Goal of the exercise: The word "MOTi" occurs in some lines of the data. Return each such line.

Exercise materials:
*****
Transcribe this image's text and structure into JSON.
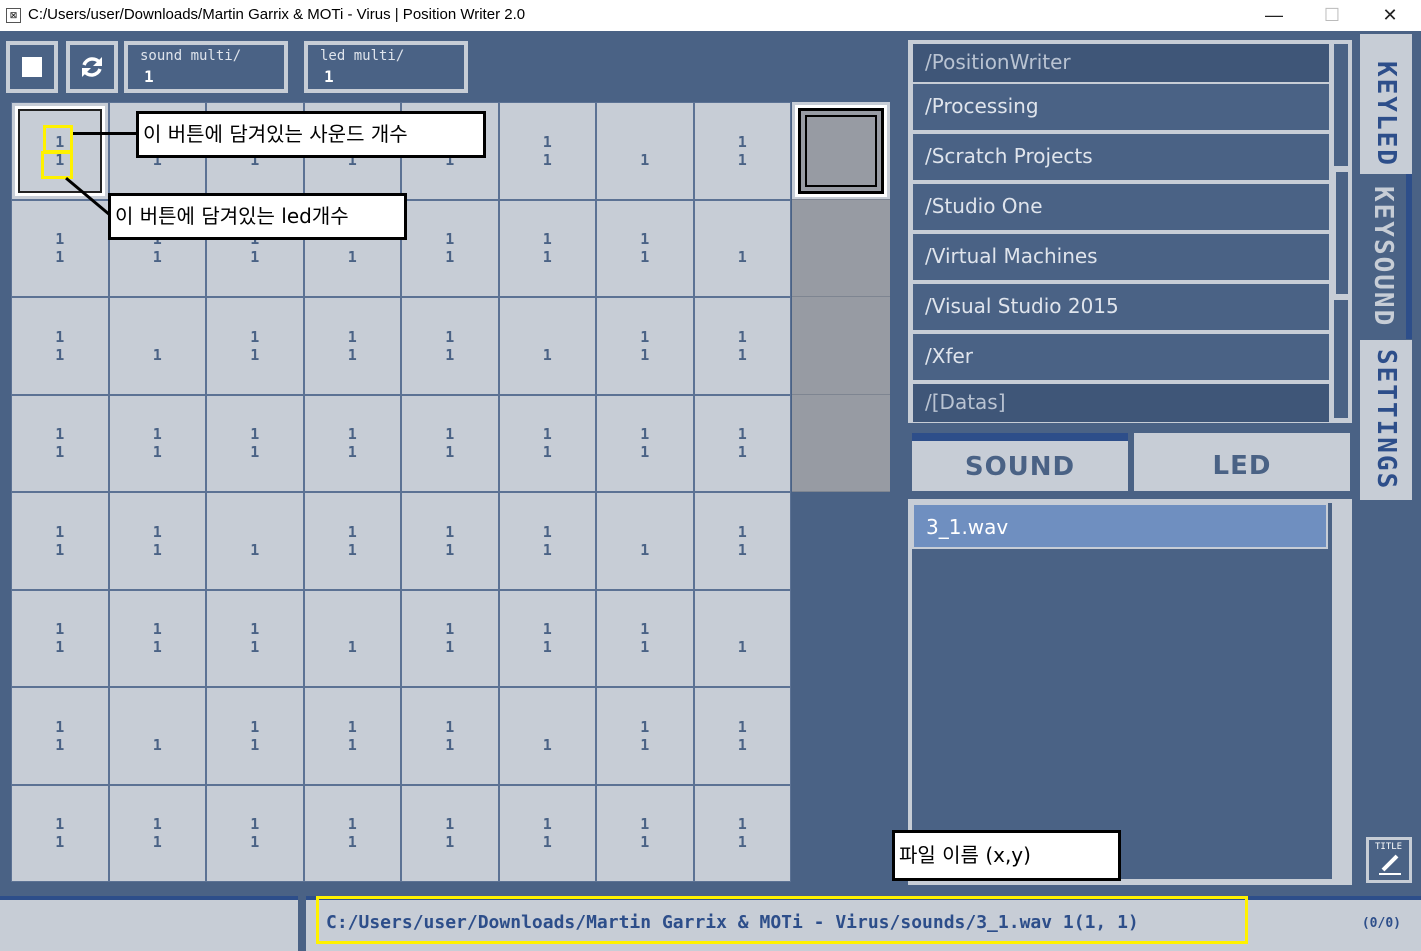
{
  "window": {
    "title": "C:/Users/user/Downloads/Martin Garrix & MOTi - Virus | Position Writer 2.0",
    "minimize": "—",
    "maximize": "☐",
    "close": "✕"
  },
  "toolbar": {
    "sound_multi_label": "sound multi/",
    "sound_multi_value": "1",
    "led_multi_label": "led multi/",
    "led_multi_value": "1"
  },
  "grid": [
    [
      [
        "1",
        "1"
      ],
      [
        "1",
        "1"
      ],
      [
        "1",
        "1"
      ],
      [
        "1",
        "1"
      ],
      [
        "1",
        "1"
      ],
      [
        "1",
        "1"
      ],
      [
        "",
        "1"
      ],
      [
        "1",
        "1"
      ]
    ],
    [
      [
        "1",
        "1"
      ],
      [
        "1",
        "1"
      ],
      [
        "1",
        "1"
      ],
      [
        "",
        "1"
      ],
      [
        "1",
        "1"
      ],
      [
        "1",
        "1"
      ],
      [
        "1",
        "1"
      ],
      [
        "",
        "1"
      ]
    ],
    [
      [
        "1",
        "1"
      ],
      [
        "",
        "1"
      ],
      [
        "1",
        "1"
      ],
      [
        "1",
        "1"
      ],
      [
        "1",
        "1"
      ],
      [
        "",
        "1"
      ],
      [
        "1",
        "1"
      ],
      [
        "1",
        "1"
      ]
    ],
    [
      [
        "1",
        "1"
      ],
      [
        "1",
        "1"
      ],
      [
        "1",
        "1"
      ],
      [
        "1",
        "1"
      ],
      [
        "1",
        "1"
      ],
      [
        "1",
        "1"
      ],
      [
        "1",
        "1"
      ],
      [
        "1",
        "1"
      ]
    ],
    [
      [
        "1",
        "1"
      ],
      [
        "1",
        "1"
      ],
      [
        "",
        "1"
      ],
      [
        "1",
        "1"
      ],
      [
        "1",
        "1"
      ],
      [
        "1",
        "1"
      ],
      [
        "",
        "1"
      ],
      [
        "1",
        "1"
      ]
    ],
    [
      [
        "1",
        "1"
      ],
      [
        "1",
        "1"
      ],
      [
        "1",
        "1"
      ],
      [
        "",
        "1"
      ],
      [
        "1",
        "1"
      ],
      [
        "1",
        "1"
      ],
      [
        "1",
        "1"
      ],
      [
        "",
        "1"
      ]
    ],
    [
      [
        "1",
        "1"
      ],
      [
        "",
        "1"
      ],
      [
        "1",
        "1"
      ],
      [
        "1",
        "1"
      ],
      [
        "1",
        "1"
      ],
      [
        "",
        "1"
      ],
      [
        "1",
        "1"
      ],
      [
        "1",
        "1"
      ]
    ],
    [
      [
        "1",
        "1"
      ],
      [
        "1",
        "1"
      ],
      [
        "1",
        "1"
      ],
      [
        "1",
        "1"
      ],
      [
        "1",
        "1"
      ],
      [
        "1",
        "1"
      ],
      [
        "1",
        "1"
      ],
      [
        "1",
        "1"
      ]
    ]
  ],
  "file_browser": {
    "items": [
      "/PositionWriter",
      "/Processing",
      "/Scratch Projects",
      "/Studio One",
      "/Virtual Machines",
      "/Visual Studio 2015",
      "/Xfer",
      "/[Datas]"
    ]
  },
  "tabs": {
    "sound": "SOUND",
    "led": "LED"
  },
  "sound_list": {
    "items": [
      "3_1.wav"
    ]
  },
  "side_tabs": {
    "keyled": "KEYLED",
    "keysound": "KEYSOUND",
    "settings": "SETTINGS"
  },
  "edit_button_label": "TITLE",
  "status": {
    "path": "C:/Users/user/Downloads/Martin Garrix & MOTi - Virus/sounds/3_1.wav 1(1, 1)",
    "counter": "(0/0)"
  },
  "annotations": {
    "sound_count": "이 버튼에 담겨있는 사운드 개수",
    "led_count": "이 버튼에 담겨있는 led개수",
    "file_name": "파일 이름 (x,y)"
  },
  "colors": {
    "background": "#4a6285",
    "panel": "#c7cdd6",
    "accent": "#2d4e8a",
    "highlight": "#6f8fc0",
    "annotation_box": "#fff200"
  }
}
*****
Written solution:
    "title": "C:/Users/user/Downloads/Martin Garrix & MOTi - Virus | Position Writer 2.0",
    "path": "C:/Users/user/Downloads/Martin Garrix & MOTi - Virus/sounds/3_1.wav 1(1, 1)",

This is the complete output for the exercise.